The creative genius that he was, Justin thought, pondered and wondered whether the pelvic floor and sphincter muscles were still present in exstrophy, in the form of a flat sheet between the pubic bones and lying above the pelvic nerves. He reasoned that this tissue might provide a continent sphincter for these boys if mobilised and wrapped around the reconstructed bladder neck. He went to the mortuary and dissected the infant pelvis time and time again until he understood where the dangers lay. He developed scoring systems for continence and critically appraised his results. He then started a completely new technique in exstrophy surgery.
The Kelly operation (where Justin would spend 6-8 hours with intense magnified vision) involved trying to find thin muscle and fascia overlying the nerves to the genitals. He would rebuild the bladder and wrap this tissue around its neck trying to make continent sphincter. This is so hard that only a few surgeons, way beyond my skill level, can even attempt this operation. Very dangerous, where ½ mm dissection in the wrong area leads to impotence or an ischaemic penis. Over the next few years he refined the operation and published the technique in 1995.
The world reacted in disbelief: “you got lucky”, “not repeatable”, “too hard to train others to do “, “our patients are more complex”. It went on. Justin buried his head in self-belief and quietly kept going. Great Ormond Street in London was the centre for this condition in the United Kingdom and they became curious. They invited Justin to work there for 6 months in 1999 and show the technique. Only 2 of the 4 surgeons there could master the Kelly procedure but it caught hold and persisted. The long term results from this centre show markedly improved continence and function in the very difficult group.
In his final decade of practice, Justin travelled the world mentoring, commentating and demonstrating his operation in India, China, New Zealand and England. Always humble, he would gently encourage surgeons to understand the complex anatomy and think about the complex repair. Like Rembrandt, Justin’s etchings were superb, he would simplify a 10 hour operation into 4 drawings that explained the exact anatomical repair. On this journey, Justin quietly accumulated all the recognition of a surgical rock star. He was Chief of Surgery, President of the Australasian Society, Senior Examiner and Chair of the Board of Paediatric Surgery.

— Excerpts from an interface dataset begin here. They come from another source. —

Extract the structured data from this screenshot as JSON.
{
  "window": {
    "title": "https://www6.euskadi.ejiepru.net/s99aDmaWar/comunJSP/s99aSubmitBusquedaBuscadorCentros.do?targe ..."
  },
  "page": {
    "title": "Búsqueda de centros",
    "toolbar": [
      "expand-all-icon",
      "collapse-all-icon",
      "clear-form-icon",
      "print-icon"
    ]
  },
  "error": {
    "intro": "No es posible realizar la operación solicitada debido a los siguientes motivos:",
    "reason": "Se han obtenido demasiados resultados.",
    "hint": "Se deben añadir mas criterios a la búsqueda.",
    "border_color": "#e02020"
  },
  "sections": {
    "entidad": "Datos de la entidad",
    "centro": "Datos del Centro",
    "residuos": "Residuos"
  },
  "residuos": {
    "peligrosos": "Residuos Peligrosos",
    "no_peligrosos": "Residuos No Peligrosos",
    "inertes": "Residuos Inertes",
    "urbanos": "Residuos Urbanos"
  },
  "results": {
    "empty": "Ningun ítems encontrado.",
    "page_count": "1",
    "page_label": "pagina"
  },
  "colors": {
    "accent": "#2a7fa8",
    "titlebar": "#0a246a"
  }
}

The medals flowed: American Paediatric Surgical Society, The Coe medal, The Ghandi medal and the Australasian College of Surgeons “award for excellence in surgery”. He received the member of the order of Australia in 2003. This recognition made little impact on Justin. He kept thinking, writing and demonstrating his technique. Justin was a complete delight to be around. Insanely funny, tears would be wept over his cat stories, love of opera and his unique family. He was immensely proud of his children and grandchildren and deeply involved in their lives. He was the consummate gentleman, always had time for every patient and very dedicated to his work.

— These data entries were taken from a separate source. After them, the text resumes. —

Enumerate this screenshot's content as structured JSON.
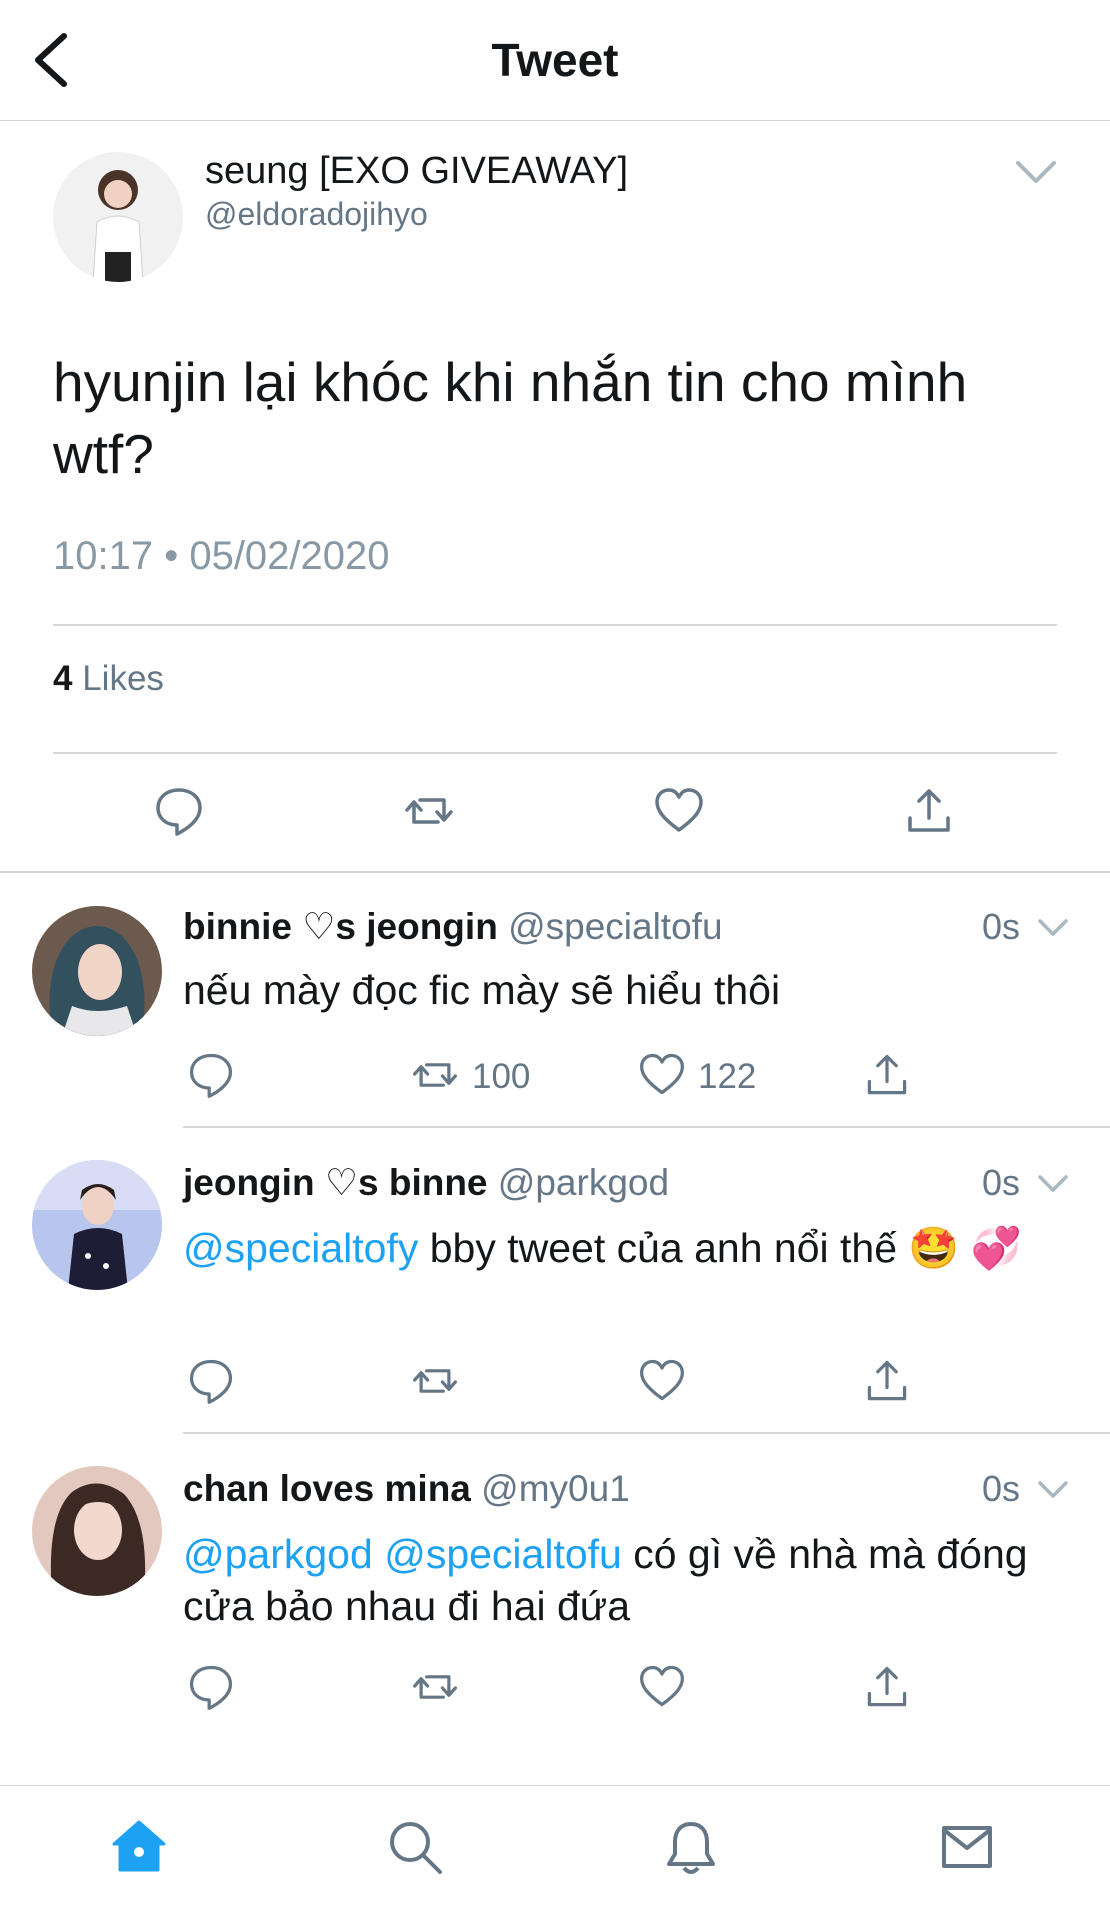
{
  "header": {
    "title": "Tweet",
    "back_icon": "back-arrow-icon"
  },
  "main_tweet": {
    "display_name": "seung [EXO GIVEAWAY]",
    "handle": "@eldoradojihyo",
    "text": "hyunjin lại khóc khi nhắn tin cho mình wtf?",
    "timestamp": "10:17 • 05/02/2020",
    "likes_count": "4",
    "likes_label": "Likes"
  },
  "replies": [
    {
      "display_name": "binnie ♡s jeongin",
      "handle": "@specialtofu",
      "time": "0s",
      "text": "nếu mày đọc fic mày sẽ hiểu thôi",
      "retweets": "100",
      "likes": "122"
    },
    {
      "display_name": "jeongin ♡s binne",
      "handle": "@parkgod",
      "time": "0s",
      "mention": "@specialtofy",
      "text": " bby tweet của anh nổi thế 🤩 💞",
      "retweets": "",
      "likes": ""
    },
    {
      "display_name": "chan loves mina",
      "handle": "@my0u1",
      "time": "0s",
      "mention1": "@parkgod",
      "mention2": "@specialtofu",
      "text": " có gì về nhà mà đóng cửa bảo nhau đi hai đứa",
      "retweets": "",
      "likes": ""
    }
  ],
  "tabbar": {
    "items": [
      "home-icon",
      "search-icon",
      "notifications-bell-icon",
      "messages-envelope-icon"
    ],
    "active_color": "#1da1f2"
  },
  "colors": {
    "accent": "#1da1f2",
    "muted": "#657786",
    "icon": "#657786"
  }
}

As he aged he continued to love the arts. Social events with Justin and Elaine, his wife of nearly 59 years, meant witnessing a parody of sparkled banter, deepest affection and complete devotion. He was a superb dancer and throughout Covid lockdown, even with his advancing Parkinson’s, he continued dance therapy with physiotherapist and Elaine.
I always felt Justin had my back; surgically his advice was thoughtful and insightful. Personally he cared for your well-being and development. Socially he was a complete hoot. He is the giant on whose shoulders we stand.
(1)New York Times March 3, 2019, Rembrandt Died 350 Years Ago. Why He Matters Today.
Contributed by Dr Chris Kimber FRACS, a paediatric surgeon and urologist at the Royal Children’s Hospital. Dr Gregory Thomas Keogh MBBS, FRA